§ Exercise goal:
In the material below, how many lines include the word "this"? Write only the number.

─── Excerpted records

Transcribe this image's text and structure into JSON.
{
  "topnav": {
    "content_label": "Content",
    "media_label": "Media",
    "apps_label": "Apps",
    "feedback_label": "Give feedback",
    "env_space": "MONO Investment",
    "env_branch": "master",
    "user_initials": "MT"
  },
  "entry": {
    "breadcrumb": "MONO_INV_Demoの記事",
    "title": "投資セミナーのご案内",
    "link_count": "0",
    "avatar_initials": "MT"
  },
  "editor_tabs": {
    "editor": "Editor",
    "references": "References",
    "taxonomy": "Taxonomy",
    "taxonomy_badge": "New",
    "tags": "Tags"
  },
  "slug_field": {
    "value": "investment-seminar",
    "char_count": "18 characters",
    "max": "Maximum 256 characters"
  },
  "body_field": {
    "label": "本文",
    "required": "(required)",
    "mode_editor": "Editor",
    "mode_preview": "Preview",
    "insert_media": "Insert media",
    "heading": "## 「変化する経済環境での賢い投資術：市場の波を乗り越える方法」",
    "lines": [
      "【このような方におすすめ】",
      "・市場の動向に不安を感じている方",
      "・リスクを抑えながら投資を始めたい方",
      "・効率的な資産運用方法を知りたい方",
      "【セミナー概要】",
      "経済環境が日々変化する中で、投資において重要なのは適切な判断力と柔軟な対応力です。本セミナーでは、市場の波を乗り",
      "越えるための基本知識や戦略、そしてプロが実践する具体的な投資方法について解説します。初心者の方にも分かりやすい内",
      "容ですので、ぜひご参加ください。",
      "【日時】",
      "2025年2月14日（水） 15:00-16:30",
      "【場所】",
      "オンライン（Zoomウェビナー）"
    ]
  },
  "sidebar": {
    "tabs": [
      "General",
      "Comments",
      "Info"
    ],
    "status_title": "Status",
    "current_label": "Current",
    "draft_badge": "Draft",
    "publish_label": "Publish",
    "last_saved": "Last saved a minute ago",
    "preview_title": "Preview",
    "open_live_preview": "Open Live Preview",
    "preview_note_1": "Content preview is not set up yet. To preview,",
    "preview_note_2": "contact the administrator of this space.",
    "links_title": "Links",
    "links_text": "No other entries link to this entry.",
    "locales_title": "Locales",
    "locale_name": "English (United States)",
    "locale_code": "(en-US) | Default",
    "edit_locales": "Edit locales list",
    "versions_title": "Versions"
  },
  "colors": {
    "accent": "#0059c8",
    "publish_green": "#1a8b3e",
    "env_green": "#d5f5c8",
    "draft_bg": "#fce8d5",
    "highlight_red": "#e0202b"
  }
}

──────

§ Response:
3